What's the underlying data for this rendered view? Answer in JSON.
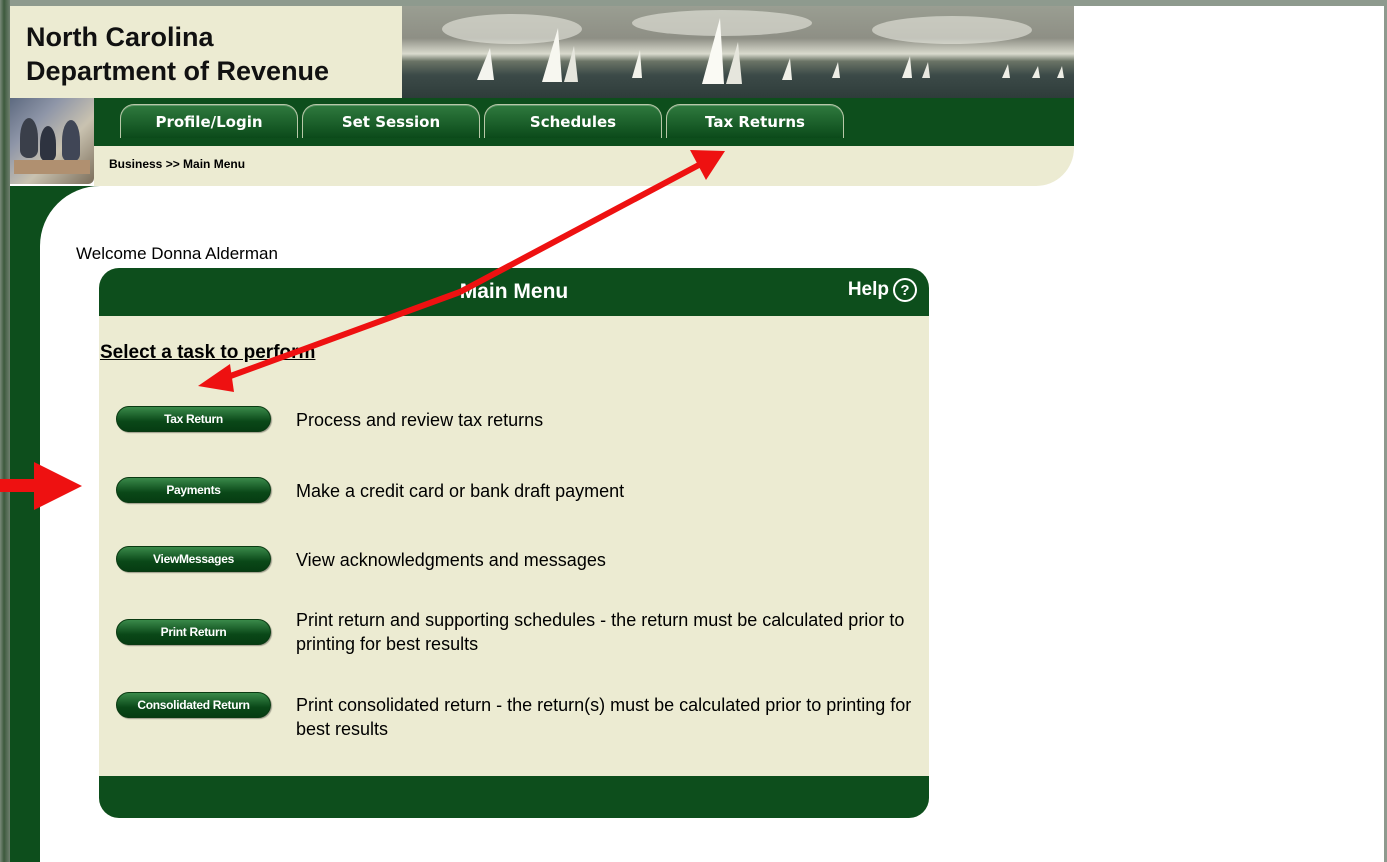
{
  "header": {
    "dept_line1": "North Carolina",
    "dept_line2": "Department of Revenue"
  },
  "nav": {
    "tabs": [
      {
        "label": "Profile/Login"
      },
      {
        "label": "Set Session"
      },
      {
        "label": "Schedules"
      },
      {
        "label": "Tax Returns"
      }
    ]
  },
  "breadcrumb": "Business >> Main Menu",
  "welcome": "Welcome Donna Alderman",
  "panel": {
    "title": "Main Menu",
    "help_label": "Help",
    "help_icon_glyph": "?",
    "task_heading": "Select a task to perform",
    "tasks": [
      {
        "button": "Tax Return",
        "description": "Process and review tax returns"
      },
      {
        "button": "Payments",
        "description": "Make a credit card or bank draft payment"
      },
      {
        "button": "ViewMessages",
        "description": "View acknowledgments and messages"
      },
      {
        "button": "Print Return",
        "description": "Print return and supporting schedules - the return must be calculated prior to printing for best results"
      },
      {
        "button": "Consolidated Return",
        "description": "Print consolidated return - the return(s) must be calculated prior to printing for best results"
      }
    ]
  },
  "colors": {
    "brand_green": "#0d4e1c",
    "panel_beige": "#ecebd2",
    "annotation_red": "#ee1111"
  },
  "icons": [
    "help-icon",
    "photo-image",
    "banner-image",
    "annotation-arrow"
  ]
}
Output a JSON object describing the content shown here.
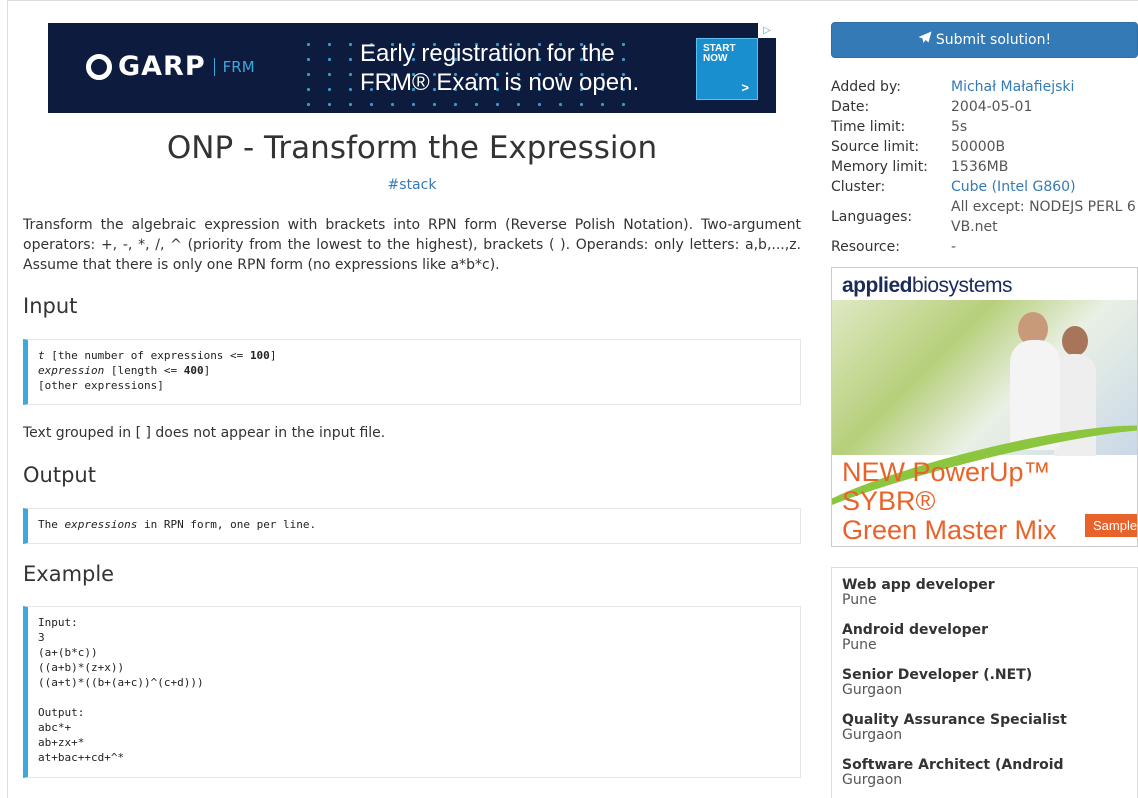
{
  "ad_banner": {
    "logo": "GARP",
    "logo_sub": "FRM",
    "headline_line1": "Early registration for the",
    "headline_line2": "FRM® Exam is now open.",
    "cta_line1": "START",
    "cta_line2": "NOW",
    "cta_arrow": ">",
    "choices_icon": "▷"
  },
  "problem": {
    "title": "ONP - Transform the Expression",
    "tag": "#stack",
    "description": "Transform the algebraic expression with brackets into RPN form (Reverse Polish Notation). Two-argument operators: +, -, *, /, ^ (priority from the lowest to the highest), brackets ( ). Operands: only letters: a,b,...,z. Assume that there is only one RPN form (no expressions like a*b*c).",
    "input_heading": "Input",
    "input_line1_var": "t",
    "input_line1_rest": " [the number of expressions <= ",
    "input_line1_num": "100",
    "input_line1_end": "]",
    "input_line2_var": "expression",
    "input_line2_rest": " [length <= ",
    "input_line2_num": "400",
    "input_line2_end": "]",
    "input_line3": "[other expressions]",
    "input_note": "Text grouped in [ ] does not appear in the input file.",
    "output_heading": "Output",
    "output_pre": "The ",
    "output_var": "expressions",
    "output_post": " in RPN form, one per line.",
    "example_heading": "Example",
    "example_text": "Input:\n3\n(a+(b*c))\n((a+b)*(z+x))\n((a+t)*((b+(a+c))^(c+d)))\n\nOutput:\nabc*+\nab+zx+*\nat+bac++cd+^*"
  },
  "sidebar": {
    "submit_label": "Submit solution!",
    "submit_icon": "paper-plane-icon",
    "info": {
      "added_by_label": "Added by:",
      "added_by_value": "Michał Małafiejski",
      "date_label": "Date:",
      "date_value": "2004-05-01",
      "time_limit_label": "Time limit:",
      "time_limit_value": "5s",
      "source_limit_label": "Source limit:",
      "source_limit_value": "50000B",
      "memory_limit_label": "Memory limit:",
      "memory_limit_value": "1536MB",
      "cluster_label": "Cluster:",
      "cluster_value": "Cube (Intel G860)",
      "languages_label": "Languages:",
      "languages_value": "All except: NODEJS PERL 6 VB.net",
      "resource_label": "Resource:",
      "resource_value": "-"
    },
    "ad2": {
      "brand_bold": "applied",
      "brand_rest": "biosystems",
      "product_line1": "NEW PowerUp™ SYBR®",
      "product_line2": "Green Master Mix",
      "sample_label": "Sample"
    },
    "jobs": [
      {
        "title": "Web app developer",
        "location": "Pune"
      },
      {
        "title": "Android developer",
        "location": "Pune"
      },
      {
        "title": "Senior Developer (.NET)",
        "location": "Gurgaon"
      },
      {
        "title": "Quality Assurance Specialist",
        "location": "Gurgaon"
      },
      {
        "title": "Software Architect (Android",
        "location": "Gurgaon"
      }
    ]
  },
  "colors": {
    "link": "#337ab7",
    "code_accent": "#3ea8dc",
    "ad_background": "#0d1b3e",
    "ad2_orange": "#e8632a"
  }
}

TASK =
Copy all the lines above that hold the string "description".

SOLVED PROBLEM =
        "description": "Process and review tax returns"
        "description": "Make a credit card or bank draft payment"
        "description": "View acknowledgments and messages"
        "description": "Print return and supporting schedules - the return must be calculated prior to printing for best results"
        "description": "Print consolidated return - the return(s) must be calculated prior to printing for best results"
    "description": "Transform the algebraic expression with brackets into RPN form (Reverse Polish Notation). Two-argument operators: +, -, *, /, ^ (priority from the lowest to the highest), brackets ( ). Operands: only letters: a,b,...,z. Assume that there is only one RPN form (no expressions like a*b*c).",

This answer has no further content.